The initiative provided over 37,000 rough sleepers with a place to stay during the pandemic.
But housing charity Shelter warned many were still in temporary homes or may even be back on the streets.
The government said the figures were "misleading".
And it said it would "build on the progress made" by the scheme by providing over £750m this year to tackle homelessness and rough sleeping.
Shelter submitted Freedom of Information requests to every local authority in England to find out what had happened to those helped by Everyone In, which was launched in March 2020 as the pandemic hit the country.
The data - shared with the BBC - showed more than three quarters of those initially accommodated, around 29,000 people, were in emergency or temporary accommodation, had reconnected with friends or family, or were likely to have returned to the streets.
The charity warned the gains from the "watershed" scheme were at risk of being "squandered" if the government - which has pledged to end rough sleeping by the next general election - does not ensure accommodation becomes permanent.

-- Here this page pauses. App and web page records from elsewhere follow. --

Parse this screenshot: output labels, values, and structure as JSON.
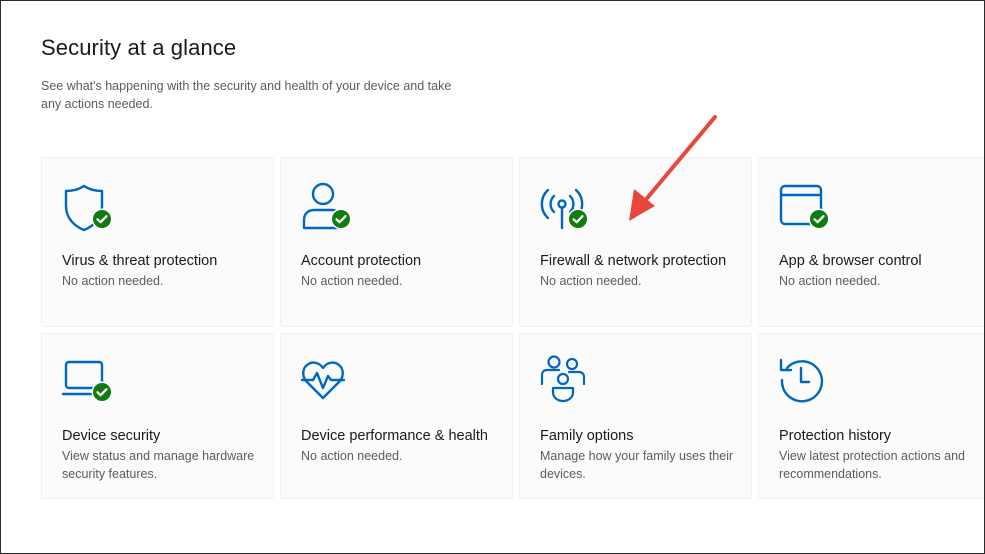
{
  "page": {
    "title": "Security at a glance",
    "subtitle": "See what's happening with the security and health of your device and take any actions needed."
  },
  "colors": {
    "accent": "#0067c0",
    "ok": "#107c10",
    "annotation_arrow": "#e8473b"
  },
  "tiles": [
    {
      "title": "Virus & threat protection",
      "status": "No action needed.",
      "icon": "shield-icon",
      "badge": "check-badge-icon"
    },
    {
      "title": "Account protection",
      "status": "No action needed.",
      "icon": "person-icon",
      "badge": "check-badge-icon"
    },
    {
      "title": "Firewall & network protection",
      "status": "No action needed.",
      "icon": "antenna-icon",
      "badge": "check-badge-icon"
    },
    {
      "title": "App & browser control",
      "status": "No action needed.",
      "icon": "browser-window-icon",
      "badge": "check-badge-icon"
    },
    {
      "title": "Device security",
      "status": "View status and manage hardware security features.",
      "icon": "laptop-icon",
      "badge": "check-badge-icon"
    },
    {
      "title": "Device performance & health",
      "status": "No action needed.",
      "icon": "heart-pulse-icon"
    },
    {
      "title": "Family options",
      "status": "Manage how your family uses their devices.",
      "icon": "family-icon"
    },
    {
      "title": "Protection history",
      "status": "View latest protection actions and recommendations.",
      "icon": "history-clock-icon"
    }
  ]
}
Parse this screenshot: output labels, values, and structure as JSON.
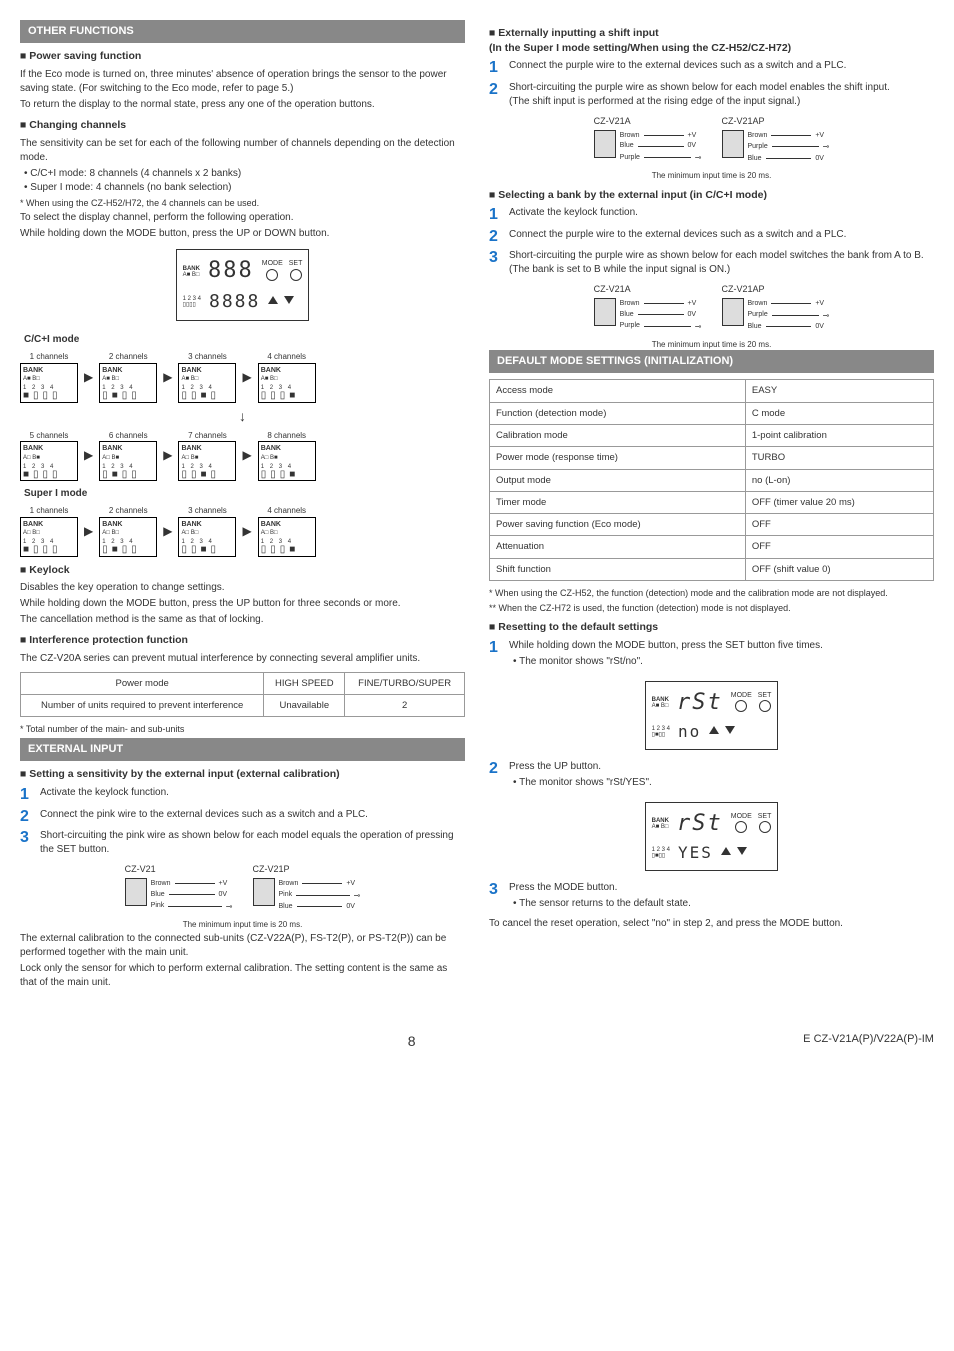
{
  "left": {
    "other_functions": "OTHER FUNCTIONS",
    "power_saving": {
      "title": "Power saving function",
      "p1": "If the Eco mode is turned on, three minutes' absence of operation brings the sensor to the power saving state. (For switching to the Eco mode, refer to page 5.)",
      "p2": "To return the display to the normal state, press any one of the operation buttons."
    },
    "changing_channels": {
      "title": "Changing channels",
      "p1": "The sensitivity can be set for each of the following number of channels depending on the detection mode.",
      "bullets": [
        "C/C+I mode: 8 channels (4 channels x 2 banks)",
        "Super I mode: 4 channels (no bank selection)"
      ],
      "note": "* When using the CZ-H52/H72, the 4 channels can be used.",
      "p2": "To select the display channel, perform the following operation.",
      "p3": "While holding down the MODE button, press the UP or DOWN button.",
      "cci_mode": "C/C+I mode",
      "super_mode": "Super I mode",
      "ch1": "1 channels",
      "ch2": "2 channels",
      "ch3": "3 channels",
      "ch4": "4 channels",
      "ch5": "5 channels",
      "ch6": "6 channels",
      "ch7": "7 channels",
      "ch8": "8 channels",
      "bank": "BANK"
    },
    "keylock": {
      "title": "Keylock",
      "p1": "Disables the key operation to change settings.",
      "p2": "While holding down the MODE button, press the UP button for three seconds or more.",
      "p3": "The cancellation method is the same as that of locking."
    },
    "interference": {
      "title": "Interference protection function",
      "p1": "The CZ-V20A series can prevent mutual interference by connecting several amplifier units.",
      "table": {
        "h1": "Power mode",
        "h2": "HIGH SPEED",
        "h3": "FINE/TURBO/SUPER",
        "r1c1": "Number of units required to prevent interference",
        "r1c2": "Unavailable",
        "r1c3": "2"
      },
      "note": "* Total number of the main- and sub-units"
    },
    "external_input": "EXTERNAL INPUT",
    "setting_sens": {
      "title": "Setting a sensitivity by the external input (external calibration)",
      "s1": "Activate the keylock function.",
      "s2": "Connect the pink wire to the external devices such as a switch and a PLC.",
      "s3": "Short-circuiting the pink wire as shown below for each model equals the operation of pressing the SET button.",
      "wiring": {
        "left_title": "CZ-V21",
        "right_title": "CZ-V21P",
        "brown": "Brown",
        "blue": "Blue",
        "pink": "Pink",
        "plusv": "+V",
        "zerov": "0V",
        "min_time": "The minimum input time is 20 ms."
      },
      "p_after": "The external calibration to the connected sub-units (CZ-V22A(P), FS-T2(P), or PS-T2(P)) can be performed together with the main unit.",
      "p_after2": "Lock only the sensor for which to perform external calibration. The setting content is the same as that of the main unit."
    }
  },
  "right": {
    "ext_shift": {
      "title": "Externally inputting a shift input",
      "subtitle": "(In the Super I mode setting/When using the CZ-H52/CZ-H72)",
      "s1": "Connect the purple wire to the external devices such as a switch and a PLC.",
      "s2": "Short-circuiting the purple wire as shown below for each model enables the shift input.",
      "s2_note": "(The shift input is performed at the rising edge of the input signal.)",
      "wiring": {
        "left_title": "CZ-V21A",
        "right_title": "CZ-V21AP",
        "brown": "Brown",
        "blue": "Blue",
        "purple": "Purple",
        "plusv": "+V",
        "zerov": "0V",
        "min_time": "The minimum input time is 20 ms."
      }
    },
    "select_bank": {
      "title": "Selecting a bank by the external input (in C/C+I mode)",
      "s1": "Activate the keylock function.",
      "s2": "Connect the purple wire to the external devices such as a switch and a PLC.",
      "s3": "Short-circuiting the purple wire as shown below for each model switches the bank from A to B.",
      "s3_note": "(The bank is set to B while the input signal is ON.)",
      "wiring": {
        "left_title": "CZ-V21A",
        "right_title": "CZ-V21AP",
        "brown": "Brown",
        "blue": "Blue",
        "purple": "Purple",
        "plusv": "+V",
        "zerov": "0V",
        "min_time": "The minimum input time is 20 ms."
      }
    },
    "defaults": {
      "header": "DEFAULT MODE SETTINGS (INITIALIZATION)",
      "rows": [
        [
          "Access mode",
          "EASY"
        ],
        [
          "Function (detection mode)",
          "C mode"
        ],
        [
          "Calibration mode",
          "1-point calibration"
        ],
        [
          "Power mode (response time)",
          "TURBO"
        ],
        [
          "Output mode",
          "no (L-on)"
        ],
        [
          "Timer mode",
          "OFF (timer value 20 ms)"
        ],
        [
          "Power saving function (Eco mode)",
          "OFF"
        ],
        [
          "Attenuation",
          "OFF"
        ],
        [
          "Shift function",
          "OFF (shift value 0)"
        ]
      ],
      "note1": "* When using the CZ-H52, the function (detection) mode and the calibration mode are not displayed.",
      "note2": "** When the CZ-H72 is used, the function (detection) mode is not displayed."
    },
    "resetting": {
      "title": "Resetting to the default settings",
      "s1": "While holding down the MODE button, press the SET button five times.",
      "s1_b": "The monitor shows \"rSt/no\".",
      "s2": "Press the UP button.",
      "s2_b": "The monitor shows \"rSt/YES\".",
      "s3": "Press the MODE button.",
      "s3_b": "The sensor returns to the default state.",
      "cancel": "To cancel the reset operation, select \"no\" in step 2, and press the MODE button.",
      "disp1_top": "rSt",
      "disp1_bot": "no",
      "disp2_top": "rSt",
      "disp2_bot": "YES",
      "mode_lbl": "MODE",
      "set_lbl": "SET",
      "bank_lbl": "BANK"
    }
  },
  "footer": {
    "page": "8",
    "doc": "E CZ-V21A(P)/V22A(P)-IM"
  }
}
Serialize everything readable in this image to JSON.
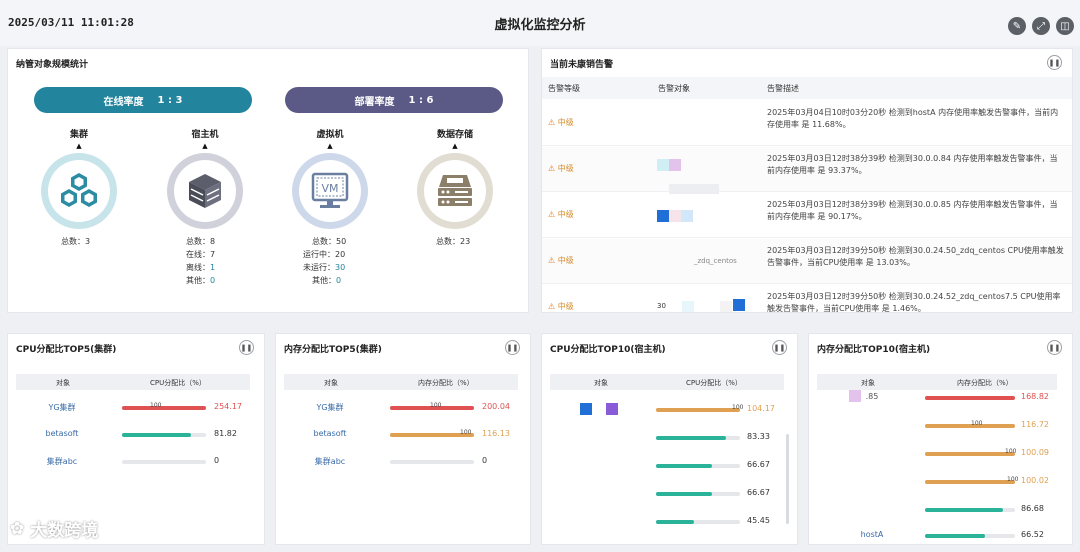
{
  "header": {
    "datetime": "2025/03/11 11:01:28",
    "title": "虚拟化监控分析",
    "icons": [
      "edit-icon",
      "fullscreen-icon",
      "layout-icon"
    ]
  },
  "stats": {
    "title": "纳管对象规模统计",
    "online_pill": {
      "label": "在线率度",
      "ratio": "1 : 3"
    },
    "deploy_pill": {
      "label": "部署率度",
      "ratio": "1 : 6"
    },
    "objects": [
      {
        "name": "集群",
        "icon": "cluster-icon",
        "lines": [
          {
            "k": "总数：",
            "v": "3"
          }
        ]
      },
      {
        "name": "宿主机",
        "icon": "host-icon",
        "lines": [
          {
            "k": "总数：",
            "v": "8"
          },
          {
            "k": "在线：",
            "v": "7"
          },
          {
            "k": "离线：",
            "v": "1"
          },
          {
            "k": "其他：",
            "v": "0"
          }
        ]
      },
      {
        "name": "虚拟机",
        "icon": "vm-icon",
        "vm_text": "VM",
        "lines": [
          {
            "k": "总数：",
            "v": "50"
          },
          {
            "k": "运行中：",
            "v": "20"
          },
          {
            "k": "未运行：",
            "v": "30"
          },
          {
            "k": "其他：",
            "v": "0"
          }
        ]
      },
      {
        "name": "数据存储",
        "icon": "storage-icon",
        "lines": [
          {
            "k": "总数：",
            "v": "23"
          }
        ]
      }
    ]
  },
  "alarms": {
    "title": "当前未康销告警",
    "columns": [
      "告警等级",
      "告警对象",
      "告警描述"
    ],
    "rows": [
      {
        "level": "中级",
        "object": "",
        "desc": "2025年03月04日10时03分20秒 检测到hostA 内存使用率触发告警事件，当前内存使用率 是 11.68%。"
      },
      {
        "level": "中级",
        "object": "",
        "desc": "2025年03月03日12时38分39秒 检测到30.0.0.84 内存使用率触发告警事件，当前内存使用率 是 93.37%。"
      },
      {
        "level": "中级",
        "object": "",
        "desc": "2025年03月03日12时38分39秒 检测到30.0.0.85 内存使用率触发告警事件，当前内存使用率 是 90.17%。"
      },
      {
        "level": "中级",
        "object": "_zdq_centos",
        "desc": "2025年03月03日12时39分50秒 检测到30.0.24.50_zdq_centos CPU使用率触发告警事件，当前CPU使用率 是 13.03%。"
      },
      {
        "level": "中级",
        "object": "30",
        "desc": "2025年03月03日12时39分50秒 检测到30.0.24.52_zdq_centos7.5 CPU使用率触发告警事件，当前CPU使用率 是 1.46%。"
      }
    ]
  },
  "cpu_cluster": {
    "title": "CPU分配比TOP5(集群)",
    "col_obj": "对象",
    "col_val": "CPU分配比（%）",
    "mark": "100",
    "rows": [
      {
        "name": "YG集群",
        "value": "254.17",
        "pct": 100,
        "color": "#e05252"
      },
      {
        "name": "betasoft",
        "value": "81.82",
        "pct": 82,
        "color": "#2bb39a"
      },
      {
        "name": "集群abc",
        "value": "0",
        "pct": 0,
        "color": "#e5e7eb"
      }
    ]
  },
  "mem_cluster": {
    "title": "内存分配比TOP5(集群)",
    "col_obj": "对象",
    "col_val": "内存分配比（%）",
    "mark": "100",
    "rows": [
      {
        "name": "YG集群",
        "value": "200.04",
        "pct": 100,
        "color": "#e05252"
      },
      {
        "name": "betasoft",
        "value": "116.13",
        "pct": 100,
        "color": "#e0a052"
      },
      {
        "name": "集群abc",
        "value": "0",
        "pct": 0,
        "color": "#e5e7eb"
      }
    ]
  },
  "cpu_host": {
    "title": "CPU分配比TOP10(宿主机)",
    "col_obj": "对象",
    "col_val": "CPU分配比（%）",
    "mark": "100",
    "rows": [
      {
        "name": "",
        "value": "104.17",
        "pct": 100,
        "color": "#e0a052"
      },
      {
        "name": "",
        "value": "83.33",
        "pct": 83,
        "color": "#2bb39a"
      },
      {
        "name": "",
        "value": "66.67",
        "pct": 67,
        "color": "#2bb39a"
      },
      {
        "name": "",
        "value": "66.67",
        "pct": 67,
        "color": "#2bb39a"
      },
      {
        "name": "",
        "value": "45.45",
        "pct": 45,
        "color": "#2bb39a"
      }
    ]
  },
  "mem_host": {
    "title": "内存分配比TOP10(宿主机)",
    "col_obj": "对象",
    "col_val": "内存分配比（%）",
    "mark": "100",
    "rows": [
      {
        "name": ".85",
        "value": "168.82",
        "pct": 100,
        "color": "#e05252"
      },
      {
        "name": "",
        "value": "116.72",
        "pct": 100,
        "color": "#e0a052"
      },
      {
        "name": "",
        "value": "100.09",
        "pct": 100,
        "color": "#e0a052"
      },
      {
        "name": "",
        "value": "100.02",
        "pct": 100,
        "color": "#e0a052"
      },
      {
        "name": "",
        "value": "86.68",
        "pct": 87,
        "color": "#2bb39a"
      },
      {
        "name": "hostA",
        "value": "66.52",
        "pct": 67,
        "color": "#2bb39a"
      }
    ]
  },
  "watermark": "大数跨境"
}
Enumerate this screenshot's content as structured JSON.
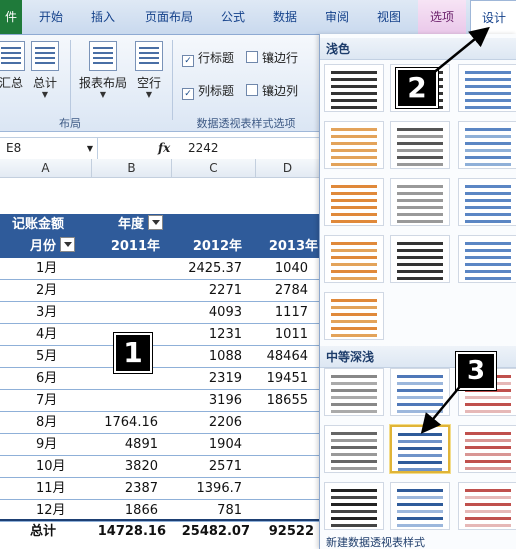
{
  "ribbon": {
    "tabs": [
      {
        "label": "件"
      },
      {
        "label": "开始"
      },
      {
        "label": "插入"
      },
      {
        "label": "页面布局"
      },
      {
        "label": "公式"
      },
      {
        "label": "数据"
      },
      {
        "label": "审阅"
      },
      {
        "label": "视图"
      },
      {
        "label": "选项"
      },
      {
        "label": "设计"
      }
    ],
    "buttons": {
      "subtotal": "汇总",
      "grand_total": "总计",
      "report_layout": "报表布局",
      "blank_rows": "空行"
    },
    "group_layout": "布局",
    "group_style_options": "数据透视表样式选项",
    "options": {
      "row_headers": "行标题",
      "col_headers": "列标题",
      "banded_rows": "镶边行",
      "banded_cols": "镶边列"
    }
  },
  "formula_bar": {
    "name_box": "E8",
    "fx": "fx",
    "value": "2242"
  },
  "sheet": {
    "columns": [
      "A",
      "B",
      "C",
      "D"
    ],
    "pivot_header": {
      "field": "记账金额",
      "column_field": "年度",
      "row_field": "月份",
      "years": [
        "2011年",
        "2012年",
        "2013年"
      ]
    },
    "rows": [
      {
        "month": "1月",
        "y2011": "",
        "y2012": "2425.37",
        "y2013": "1040"
      },
      {
        "month": "2月",
        "y2011": "",
        "y2012": "2271",
        "y2013": "2784"
      },
      {
        "month": "3月",
        "y2011": "",
        "y2012": "4093",
        "y2013": "1117"
      },
      {
        "month": "4月",
        "y2011": "",
        "y2012": "1231",
        "y2013": "1011"
      },
      {
        "month": "5月",
        "y2011": "",
        "y2012": "1088",
        "y2013": "48464"
      },
      {
        "month": "6月",
        "y2011": "",
        "y2012": "2319",
        "y2013": "19451"
      },
      {
        "month": "7月",
        "y2011": "",
        "y2012": "3196",
        "y2013": "18655"
      },
      {
        "month": "8月",
        "y2011": "1764.16",
        "y2012": "2206",
        "y2013": ""
      },
      {
        "month": "9月",
        "y2011": "4891",
        "y2012": "1904",
        "y2013": ""
      },
      {
        "month": "10月",
        "y2011": "3820",
        "y2012": "2571",
        "y2013": ""
      },
      {
        "month": "11月",
        "y2011": "2387",
        "y2012": "1396.7",
        "y2013": ""
      },
      {
        "month": "12月",
        "y2011": "1866",
        "y2012": "781",
        "y2013": ""
      }
    ],
    "total": {
      "label": "总计",
      "y2011": "14728.16",
      "y2012": "25482.07",
      "y2013": "92522"
    }
  },
  "gallery": {
    "light_label": "浅色",
    "medium_label": "中等深浅",
    "bottom_text": "新建数据透视表样式"
  },
  "callouts": [
    "1",
    "2",
    "3"
  ]
}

What is Everyone In?
When the pandemic hit the UK in 2020 and the country went into lockdown, there were concerns about the vulnerability of rough sleepers as coronavirus spread.
At the end of March 2020, the government announced its plan to put a roof over the head of everyone on the streets in England by working with local councils to provide accommodation.
They initially pledged £3.2m to fund the Everyone In scheme, which saw homeless people moved into places like the-then empty hotels or other emergency accommodation to reduce the spread of the virus and keep them safe.
Funding was ended two months later to the anger of many charities, but the government said it had made a number of more targeted funding pledges to tackle the issue since.
As of January 2021, 37,000 rough sleepers had been given emergency accommodation as part of the initiative.
While widely praised, campaigners have kept the pressure on the government for a more permanent fix, saying Everyone In showed what could be done to tackle rough sleeping.
Shelter's chief executive, Polly Neate, said: "We're gravely concerned that with funding for Everyone In running out, and councils returning to 'business as usual', we will see people forced out onto the streets.
"It would be a travesty if we allowed rough sleeping to slide back to pre-pandemic levels.
"The government needs to get a grip on this situation urgently and look at what comes next."
Shelter has called on the government to provide ongoing, dedicated funding to local authorities to ensure its commitment to end rough sleeping can be met, along with more rough sleeping support and a "new generation" of social homes.
Ms Neate added: "The country opening back up isn't an excuse to forget about homeless people."
But a spokesman for the Ministry of Housing, Communities and Local Government said the charity's analysis had not taken into account those who had moved into supported housing or who had been reconnected with family and friends.
The department said it was tracking the outcome of each person helped by Everyone In, with the results to be published "in due course".
But they said the scheme had been "widely recognised as a considerable success", and that 26,000 people had already moved into longer-term accommodation.
The government has also launched a Rough Sleeping Accommodation Programme, which it said would fund 6,000 long-term move-on homes for rough sleepers by the end of the parliamentary term.